For most of these side projects, every one of these musicians has a unique opportunity here. You don’t have all of the pressure that comes with your main gig, so you can try for a few more ideas that wouldn’t have fit in your previous band, like going for different genres or trying different instruments that you would have never even thought of beforehand. And it’s even crazier when the side project actually works.
For all the reasons why these should have just been a vanity project, every one of the records put out by these bands have been great from cover to cover, even managing to overshadow some of the mainline acts in the process. The names might be a bit different this time around, but that doesn’t mean the music has to suffer for it. If anything, we’re just scratching the surface of what they can do.
Having Rage Against the Machine break up at the turn of the ‘00s feels like one of the biggest missed opportunities in modern rock. Here was one of the most militant rock bands on Earth that decided to call it quits right when the Bush administration was about to spread their own reign of terror across the country. They weren’t planning on just laying low though.
Even with Zack de la Rocha gone, the rest of Rage got in touch with their inner arena rock band with Audioslave. After thinking through different singers, Rick Rubin suggested that they hook up with Soundgarden’s Chris Cornell, which made for some of the most enduring rock music of the ‘00s. Amid the rest of the nu metal genre happening at the time, Tom Morello was able to blend his signature weird style with the sounds of the ‘70s, now that he had a seasoned rock veteran behind the mic this time around. In between some of the traditional rock songs though, songs like Cochise and Like a Stone are a bit more adventurous than what you might expect, like Chris showing off his taste for gospel music on the latter song.

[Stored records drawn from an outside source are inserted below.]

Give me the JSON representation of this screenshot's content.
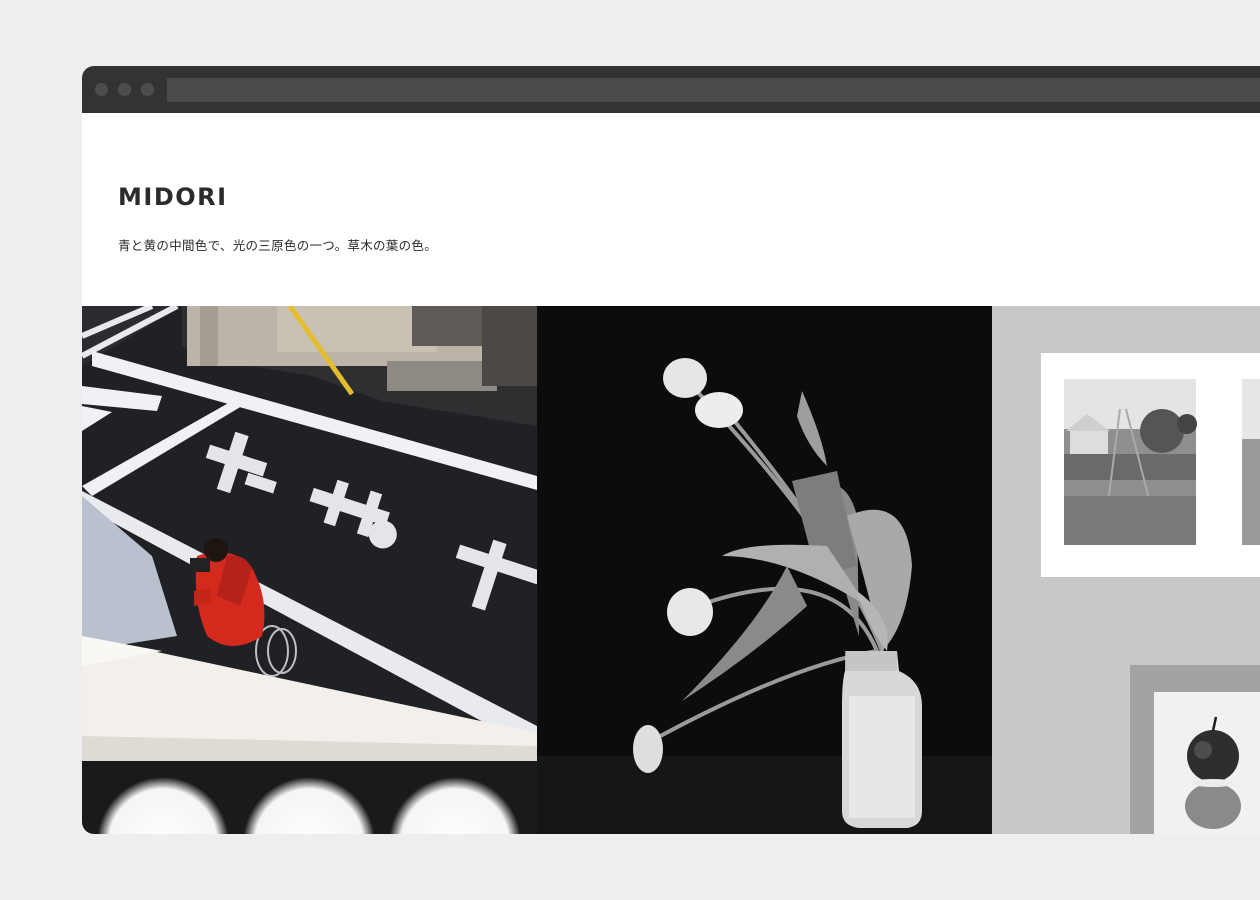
{
  "site": {
    "title": "MIDORI",
    "tagline": "青と黄の中間色で、光の三原色の一つ。草木の葉の色。"
  },
  "gallery": {
    "items": [
      {
        "name": "street-cyclist-photo",
        "subject": "woman in red coat riding bicycle on street with road markings"
      },
      {
        "name": "tulips-vase-photo",
        "subject": "white tulips in a glass bottle on black background"
      },
      {
        "name": "framed-prints-photo",
        "subject": "framed black and white prints on grey wall"
      },
      {
        "name": "blurred-circles-photo",
        "subject": "blurred white circles on dark background"
      }
    ]
  },
  "colors": {
    "page_bg": "#eeeeee",
    "chrome": "#333333",
    "title_text": "#2b2b2b",
    "coat_red": "#d42a1e"
  }
}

Then again, maybe this was the kind of music that Rage had intended making all along, just without the militant lyrics of Zack being brought in. If you look back on what was happening, the world was on fire, and Audioslave was just looking to just kick out the jams and have a good time.